A faithful copy of the data is the goal; set it down exactly, without the images.
[Opening Data under study section]
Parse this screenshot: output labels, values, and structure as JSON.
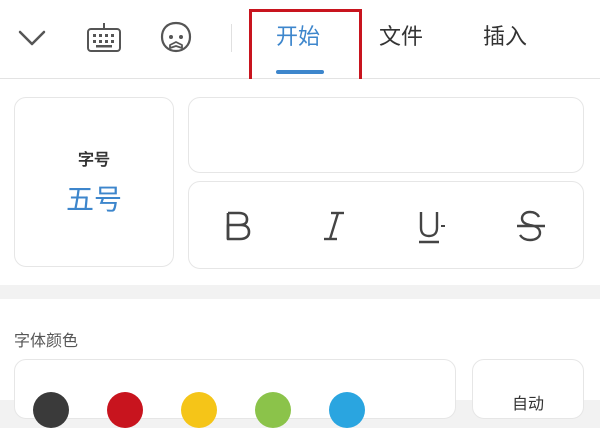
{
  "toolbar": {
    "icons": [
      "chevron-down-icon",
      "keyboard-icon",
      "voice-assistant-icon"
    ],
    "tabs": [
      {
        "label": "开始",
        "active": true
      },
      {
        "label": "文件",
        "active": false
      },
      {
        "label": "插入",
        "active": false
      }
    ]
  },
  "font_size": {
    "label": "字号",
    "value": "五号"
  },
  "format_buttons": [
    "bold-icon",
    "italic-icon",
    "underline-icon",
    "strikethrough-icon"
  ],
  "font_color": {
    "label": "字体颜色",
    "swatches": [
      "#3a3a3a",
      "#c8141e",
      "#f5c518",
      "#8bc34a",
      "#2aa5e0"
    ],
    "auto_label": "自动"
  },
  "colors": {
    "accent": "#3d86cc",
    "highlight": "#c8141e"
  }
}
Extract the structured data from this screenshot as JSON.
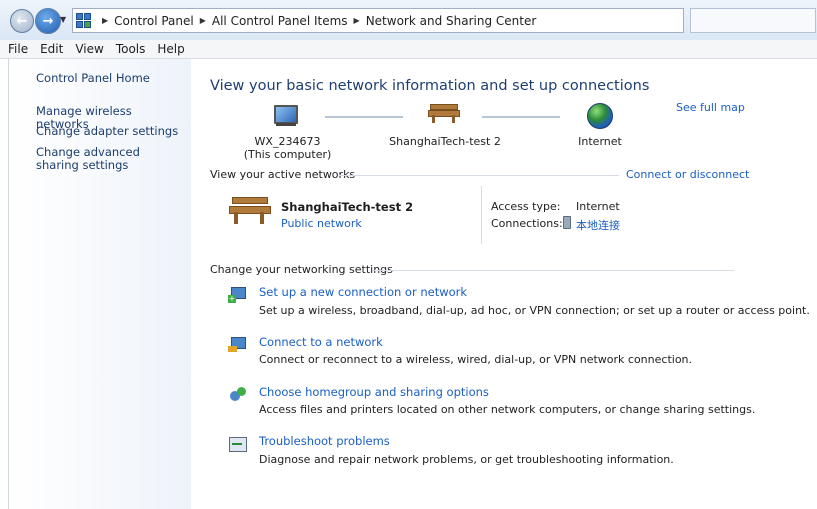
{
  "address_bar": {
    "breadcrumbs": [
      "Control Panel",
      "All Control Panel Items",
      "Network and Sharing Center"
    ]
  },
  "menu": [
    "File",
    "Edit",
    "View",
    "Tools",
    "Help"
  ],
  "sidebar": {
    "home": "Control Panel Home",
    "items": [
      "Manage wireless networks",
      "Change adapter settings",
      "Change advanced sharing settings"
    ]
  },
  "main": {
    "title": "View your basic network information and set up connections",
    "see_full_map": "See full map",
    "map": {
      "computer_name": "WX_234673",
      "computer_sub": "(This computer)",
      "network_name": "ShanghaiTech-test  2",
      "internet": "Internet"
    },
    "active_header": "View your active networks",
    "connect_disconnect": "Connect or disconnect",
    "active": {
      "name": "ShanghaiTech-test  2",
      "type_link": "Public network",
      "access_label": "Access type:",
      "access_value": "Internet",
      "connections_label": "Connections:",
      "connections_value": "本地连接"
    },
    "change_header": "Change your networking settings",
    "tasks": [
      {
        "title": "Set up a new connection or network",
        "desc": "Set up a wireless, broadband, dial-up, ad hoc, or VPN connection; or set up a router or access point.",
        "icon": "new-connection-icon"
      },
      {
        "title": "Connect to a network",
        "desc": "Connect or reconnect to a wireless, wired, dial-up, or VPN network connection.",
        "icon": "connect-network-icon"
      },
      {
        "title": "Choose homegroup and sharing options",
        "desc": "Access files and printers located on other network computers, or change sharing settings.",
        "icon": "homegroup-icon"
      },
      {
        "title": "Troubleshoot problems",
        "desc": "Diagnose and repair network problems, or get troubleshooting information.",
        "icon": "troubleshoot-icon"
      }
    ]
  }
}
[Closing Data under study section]
[Worked solution]:
Parse this screenshot: output labels, values, and structure as JSON.
{
  "toolbar": {
    "icons": [
      "chevron-down-icon",
      "keyboard-icon",
      "voice-assistant-icon"
    ],
    "tabs": [
      {
        "label": "开始",
        "active": true
      },
      {
        "label": "文件",
        "active": false
      },
      {
        "label": "插入",
        "active": false
      }
    ]
  },
  "font_size": {
    "label": "字号",
    "value": "五号"
  },
  "format_buttons": [
    "bold-icon",
    "italic-icon",
    "underline-icon",
    "strikethrough-icon"
  ],
  "font_color": {
    "label": "字体颜色",
    "swatches": [
      "#3a3a3a",
      "#c8141e",
      "#f5c518",
      "#8bc34a",
      "#2aa5e0"
    ],
    "auto_label": "自动"
  },
  "colors": {
    "accent": "#3d86cc",
    "highlight": "#c8141e"
  }
}
Extract the structured data from this screenshot as JSON.
{
  "address_bar": {
    "breadcrumbs": [
      "Control Panel",
      "All Control Panel Items",
      "Network and Sharing Center"
    ]
  },
  "menu": [
    "File",
    "Edit",
    "View",
    "Tools",
    "Help"
  ],
  "sidebar": {
    "home": "Control Panel Home",
    "items": [
      "Manage wireless networks",
      "Change adapter settings",
      "Change advanced sharing settings"
    ]
  },
  "main": {
    "title": "View your basic network information and set up connections",
    "see_full_map": "See full map",
    "map": {
      "computer_name": "WX_234673",
      "computer_sub": "(This computer)",
      "network_name": "ShanghaiTech-test  2",
      "internet": "Internet"
    },
    "active_header": "View your active networks",
    "connect_disconnect": "Connect or disconnect",
    "active": {
      "name": "ShanghaiTech-test  2",
      "type_link": "Public network",
      "access_label": "Access type:",
      "access_value": "Internet",
      "connections_label": "Connections:",
      "connections_value": "本地连接"
    },
    "change_header": "Change your networking settings",
    "tasks": [
      {
        "title": "Set up a new connection or network",
        "desc": "Set up a wireless, broadband, dial-up, ad hoc, or VPN connection; or set up a router or access point.",
        "icon": "new-connection-icon"
      },
      {
        "title": "Connect to a network",
        "desc": "Connect or reconnect to a wireless, wired, dial-up, or VPN network connection.",
        "icon": "connect-network-icon"
      },
      {
        "title": "Choose homegroup and sharing options",
        "desc": "Access files and printers located on other network computers, or change sharing settings.",
        "icon": "homegroup-icon"
      },
      {
        "title": "Troubleshoot problems",
        "desc": "Diagnose and repair network problems, or get troubleshooting information.",
        "icon": "troubleshoot-icon"
      }
    ]
  }
}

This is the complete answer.